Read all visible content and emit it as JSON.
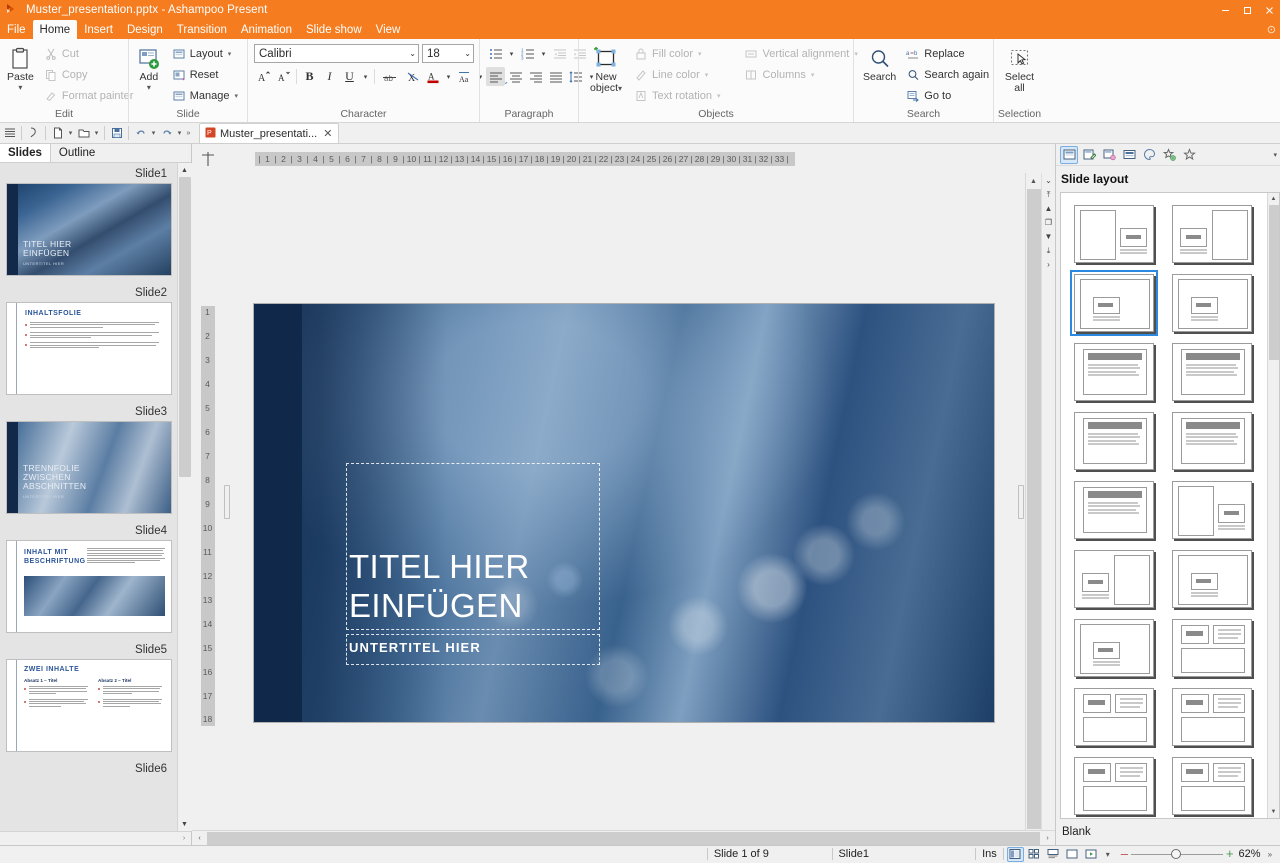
{
  "window": {
    "title": "Muster_presentation.pptx - Ashampoo Present",
    "minimize": "–",
    "maximize": "□",
    "close": "✕"
  },
  "menubar": {
    "items": [
      "File",
      "Home",
      "Insert",
      "Design",
      "Transition",
      "Animation",
      "Slide show",
      "View"
    ],
    "active": "Home"
  },
  "ribbon": {
    "groups": [
      {
        "name": "Edit",
        "title": "Edit",
        "big": {
          "label": "Paste",
          "caret": "▾",
          "icon": "clipboard-icon"
        },
        "small": [
          {
            "label": "Cut",
            "icon": "scissors-icon",
            "disabled": true
          },
          {
            "label": "Copy",
            "icon": "copy-icon",
            "disabled": true
          },
          {
            "label": "Format painter",
            "icon": "brush-icon",
            "disabled": true
          }
        ]
      },
      {
        "name": "Slide",
        "title": "Slide",
        "big": {
          "label": "Add",
          "caret": "▾",
          "icon": "add-slide-icon"
        },
        "small": [
          {
            "label": "Layout",
            "icon": "layout-icon",
            "caret": "▾"
          },
          {
            "label": "Reset",
            "icon": "reset-icon"
          },
          {
            "label": "Manage",
            "icon": "manage-icon",
            "caret": "▾"
          }
        ]
      },
      {
        "name": "Character",
        "title": "Character",
        "font_name": "Calibri",
        "font_size": "18"
      },
      {
        "name": "Paragraph",
        "title": "Paragraph"
      },
      {
        "name": "Objects",
        "title": "Objects",
        "big": {
          "label_line1": "New",
          "label_line2": "object",
          "caret": "▾",
          "icon": "new-object-icon"
        },
        "small_col1": [
          {
            "label": "Fill color",
            "icon": "fill-color-icon",
            "caret": "▾",
            "disabled": true
          },
          {
            "label": "Line color",
            "icon": "line-color-icon",
            "caret": "▾",
            "disabled": true
          },
          {
            "label": "Text rotation",
            "icon": "text-rotation-icon",
            "caret": "▾",
            "disabled": true
          }
        ],
        "small_col2": [
          {
            "label": "Vertical alignment",
            "icon": "vertical-alignment-icon",
            "caret": "▾",
            "disabled": true
          },
          {
            "label": "Columns",
            "icon": "columns-icon",
            "caret": "▾",
            "disabled": true
          }
        ]
      },
      {
        "name": "Search",
        "title": "Search",
        "big": {
          "label": "Search",
          "icon": "magnifier-icon"
        },
        "small": [
          {
            "label": "Replace",
            "icon": "replace-icon"
          },
          {
            "label": "Search again",
            "icon": "search-again-icon"
          },
          {
            "label": "Go to",
            "icon": "goto-icon"
          }
        ]
      },
      {
        "name": "Selection",
        "title": "Selection",
        "big": {
          "label_line1": "Select",
          "label_line2": "all",
          "icon": "select-all-icon"
        }
      }
    ]
  },
  "quickbar": {
    "buttons": [
      "sidebar-icon",
      "pointer-icon",
      "new-doc-icon",
      "open-folder-icon",
      "save-icon",
      "undo-icon",
      "redo-icon"
    ],
    "overflow": "»"
  },
  "doctab": {
    "label": "Muster_presentati...",
    "close": "✕",
    "icon": "pptx-file-icon"
  },
  "left_panel": {
    "tabs": [
      "Slides",
      "Outline"
    ],
    "active_tab": "Slides",
    "slides": [
      {
        "caption": "Slide1",
        "kind": "title",
        "title": "TITEL HIER\nEINFÜGEN",
        "subtitle": "UNTERTITEL HIER"
      },
      {
        "caption": "Slide2",
        "kind": "content",
        "heading": "INHALTSFOLIE",
        "bullets": 3
      },
      {
        "caption": "Slide3",
        "kind": "title",
        "title": "TRENNFOLIE\nZWISCHEN\nABSCHNITTEN",
        "subtitle": "UNTERTITEL HIER"
      },
      {
        "caption": "Slide4",
        "kind": "caption",
        "heading": "INHALT MIT\nBESCHRIFTUNG"
      },
      {
        "caption": "Slide5",
        "kind": "two",
        "heading": "ZWEI INHALTE",
        "col1": "Absatz 1 – Titel",
        "col2": "Absatz 2 – Titel"
      },
      {
        "caption": "Slide6",
        "kind": "partial"
      }
    ]
  },
  "ruler": {
    "horizontal": [
      "1",
      "2",
      "3",
      "4",
      "5",
      "6",
      "7",
      "8",
      "9",
      "10",
      "11",
      "12",
      "13",
      "14",
      "15",
      "16",
      "17",
      "18",
      "19",
      "20",
      "21",
      "22",
      "23",
      "24",
      "25",
      "26",
      "27",
      "28",
      "29",
      "30",
      "31",
      "32",
      "33"
    ],
    "vertical": [
      "1",
      "2",
      "3",
      "4",
      "5",
      "6",
      "7",
      "8",
      "9",
      "10",
      "11",
      "12",
      "13",
      "14",
      "15",
      "16",
      "17",
      "18"
    ]
  },
  "slide": {
    "title": "TITEL HIER\nEINFÜGEN",
    "title_line1": "TITEL HIER",
    "title_line2": "EINFÜGEN",
    "subtitle": "UNTERTITEL HIER"
  },
  "right_panel": {
    "toolbar_icons": [
      "slide-layout-icon",
      "slide-design-icon",
      "slide-transition-icon",
      "slide-master-icon",
      "color-scheme-icon",
      "animation-add-icon",
      "favorite-icon"
    ],
    "toolbar_more": "▾",
    "heading": "Slide layout",
    "footer": "Blank",
    "selected_index": 2,
    "layouts": [
      {
        "id": "pic-left-text-right",
        "type": "split-left"
      },
      {
        "id": "text-left-pic-right",
        "type": "split-right"
      },
      {
        "id": "centered-caption",
        "type": "center-box"
      },
      {
        "id": "centered-caption-2",
        "type": "center-box"
      },
      {
        "id": "title-and-content",
        "type": "title-body"
      },
      {
        "id": "title-and-content-2",
        "type": "title-body"
      },
      {
        "id": "title-and-content-3",
        "type": "title-body"
      },
      {
        "id": "title-and-content-4",
        "type": "title-body"
      },
      {
        "id": "title-and-content-5",
        "type": "title-body"
      },
      {
        "id": "pic-left-text-right-2",
        "type": "split-left"
      },
      {
        "id": "text-left-pic-right-2",
        "type": "split-right"
      },
      {
        "id": "center-box-3",
        "type": "center-box"
      },
      {
        "id": "center-box-4",
        "type": "center-box"
      },
      {
        "id": "two-content-top",
        "type": "two-top"
      },
      {
        "id": "two-content-top-2",
        "type": "two-top"
      },
      {
        "id": "two-content-top-3",
        "type": "two-top"
      },
      {
        "id": "two-content-top-4",
        "type": "two-top"
      },
      {
        "id": "two-content-top-5",
        "type": "two-top"
      }
    ]
  },
  "statusbar": {
    "slide_position": "Slide 1 of 9",
    "layout_name": "Slide1",
    "insert_mode": "Ins",
    "view_icons": [
      "normal-view-icon",
      "slide-sorter-icon",
      "notes-view-icon",
      "reading-view-icon",
      "slideshow-icon"
    ],
    "view_caret": "▾",
    "zoom_minus": "–",
    "zoom_plus": "+",
    "zoom_value": "62%",
    "overflow": "»"
  }
}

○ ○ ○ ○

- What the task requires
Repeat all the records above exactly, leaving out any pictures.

- Result
Read all visible content and emit it as JSON.
{
  "window": {
    "title": "Muster_presentation.pptx - Ashampoo Present",
    "minimize": "–",
    "maximize": "□",
    "close": "✕"
  },
  "menubar": {
    "items": [
      "File",
      "Home",
      "Insert",
      "Design",
      "Transition",
      "Animation",
      "Slide show",
      "View"
    ],
    "active": "Home"
  },
  "ribbon": {
    "groups": [
      {
        "name": "Edit",
        "title": "Edit",
        "big": {
          "label": "Paste",
          "caret": "▾",
          "icon": "clipboard-icon"
        },
        "small": [
          {
            "label": "Cut",
            "icon": "scissors-icon",
            "disabled": true
          },
          {
            "label": "Copy",
            "icon": "copy-icon",
            "disabled": true
          },
          {
            "label": "Format painter",
            "icon": "brush-icon",
            "disabled": true
          }
        ]
      },
      {
        "name": "Slide",
        "title": "Slide",
        "big": {
          "label": "Add",
          "caret": "▾",
          "icon": "add-slide-icon"
        },
        "small": [
          {
            "label": "Layout",
            "icon": "layout-icon",
            "caret": "▾"
          },
          {
            "label": "Reset",
            "icon": "reset-icon"
          },
          {
            "label": "Manage",
            "icon": "manage-icon",
            "caret": "▾"
          }
        ]
      },
      {
        "name": "Character",
        "title": "Character",
        "font_name": "Calibri",
        "font_size": "18"
      },
      {
        "name": "Paragraph",
        "title": "Paragraph"
      },
      {
        "name": "Objects",
        "title": "Objects",
        "big": {
          "label_line1": "New",
          "label_line2": "object",
          "caret": "▾",
          "icon": "new-object-icon"
        },
        "small_col1": [
          {
            "label": "Fill color",
            "icon": "fill-color-icon",
            "caret": "▾",
            "disabled": true
          },
          {
            "label": "Line color",
            "icon": "line-color-icon",
            "caret": "▾",
            "disabled": true
          },
          {
            "label": "Text rotation",
            "icon": "text-rotation-icon",
            "caret": "▾",
            "disabled": true
          }
        ],
        "small_col2": [
          {
            "label": "Vertical alignment",
            "icon": "vertical-alignment-icon",
            "caret": "▾",
            "disabled": true
          },
          {
            "label": "Columns",
            "icon": "columns-icon",
            "caret": "▾",
            "disabled": true
          }
        ]
      },
      {
        "name": "Search",
        "title": "Search",
        "big": {
          "label": "Search",
          "icon": "magnifier-icon"
        },
        "small": [
          {
            "label": "Replace",
            "icon": "replace-icon"
          },
          {
            "label": "Search again",
            "icon": "search-again-icon"
          },
          {
            "label": "Go to",
            "icon": "goto-icon"
          }
        ]
      },
      {
        "name": "Selection",
        "title": "Selection",
        "big": {
          "label_line1": "Select",
          "label_line2": "all",
          "icon": "select-all-icon"
        }
      }
    ]
  },
  "quickbar": {
    "buttons": [
      "sidebar-icon",
      "pointer-icon",
      "new-doc-icon",
      "open-folder-icon",
      "save-icon",
      "undo-icon",
      "redo-icon"
    ],
    "overflow": "»"
  },
  "doctab": {
    "label": "Muster_presentati...",
    "close": "✕",
    "icon": "pptx-file-icon"
  },
  "left_panel": {
    "tabs": [
      "Slides",
      "Outline"
    ],
    "active_tab": "Slides",
    "slides": [
      {
        "caption": "Slide1",
        "kind": "title",
        "title": "TITEL HIER\nEINFÜGEN",
        "subtitle": "UNTERTITEL HIER"
      },
      {
        "caption": "Slide2",
        "kind": "content",
        "heading": "INHALTSFOLIE",
        "bullets": 3
      },
      {
        "caption": "Slide3",
        "kind": "title",
        "title": "TRENNFOLIE\nZWISCHEN\nABSCHNITTEN",
        "subtitle": "UNTERTITEL HIER"
      },
      {
        "caption": "Slide4",
        "kind": "caption",
        "heading": "INHALT MIT\nBESCHRIFTUNG"
      },
      {
        "caption": "Slide5",
        "kind": "two",
        "heading": "ZWEI INHALTE",
        "col1": "Absatz 1 – Titel",
        "col2": "Absatz 2 – Titel"
      },
      {
        "caption": "Slide6",
        "kind": "partial"
      }
    ]
  },
  "ruler": {
    "horizontal": [
      "1",
      "2",
      "3",
      "4",
      "5",
      "6",
      "7",
      "8",
      "9",
      "10",
      "11",
      "12",
      "13",
      "14",
      "15",
      "16",
      "17",
      "18",
      "19",
      "20",
      "21",
      "22",
      "23",
      "24",
      "25",
      "26",
      "27",
      "28",
      "29",
      "30",
      "31",
      "32",
      "33"
    ],
    "vertical": [
      "1",
      "2",
      "3",
      "4",
      "5",
      "6",
      "7",
      "8",
      "9",
      "10",
      "11",
      "12",
      "13",
      "14",
      "15",
      "16",
      "17",
      "18"
    ]
  },
  "slide": {
    "title": "TITEL HIER\nEINFÜGEN",
    "title_line1": "TITEL HIER",
    "title_line2": "EINFÜGEN",
    "subtitle": "UNTERTITEL HIER"
  },
  "right_panel": {
    "toolbar_icons": [
      "slide-layout-icon",
      "slide-design-icon",
      "slide-transition-icon",
      "slide-master-icon",
      "color-scheme-icon",
      "animation-add-icon",
      "favorite-icon"
    ],
    "toolbar_more": "▾",
    "heading": "Slide layout",
    "footer": "Blank",
    "selected_index": 2,
    "layouts": [
      {
        "id": "pic-left-text-right",
        "type": "split-left"
      },
      {
        "id": "text-left-pic-right",
        "type": "split-right"
      },
      {
        "id": "centered-caption",
        "type": "center-box"
      },
      {
        "id": "centered-caption-2",
        "type": "center-box"
      },
      {
        "id": "title-and-content",
        "type": "title-body"
      },
      {
        "id": "title-and-content-2",
        "type": "title-body"
      },
      {
        "id": "title-and-content-3",
        "type": "title-body"
      },
      {
        "id": "title-and-content-4",
        "type": "title-body"
      },
      {
        "id": "title-and-content-5",
        "type": "title-body"
      },
      {
        "id": "pic-left-text-right-2",
        "type": "split-left"
      },
      {
        "id": "text-left-pic-right-2",
        "type": "split-right"
      },
      {
        "id": "center-box-3",
        "type": "center-box"
      },
      {
        "id": "center-box-4",
        "type": "center-box"
      },
      {
        "id": "two-content-top",
        "type": "two-top"
      },
      {
        "id": "two-content-top-2",
        "type": "two-top"
      },
      {
        "id": "two-content-top-3",
        "type": "two-top"
      },
      {
        "id": "two-content-top-4",
        "type": "two-top"
      },
      {
        "id": "two-content-top-5",
        "type": "two-top"
      }
    ]
  },
  "statusbar": {
    "slide_position": "Slide 1 of 9",
    "layout_name": "Slide1",
    "insert_mode": "Ins",
    "view_icons": [
      "normal-view-icon",
      "slide-sorter-icon",
      "notes-view-icon",
      "reading-view-icon",
      "slideshow-icon"
    ],
    "view_caret": "▾",
    "zoom_minus": "–",
    "zoom_plus": "+",
    "zoom_value": "62%",
    "overflow": "»"
  }
}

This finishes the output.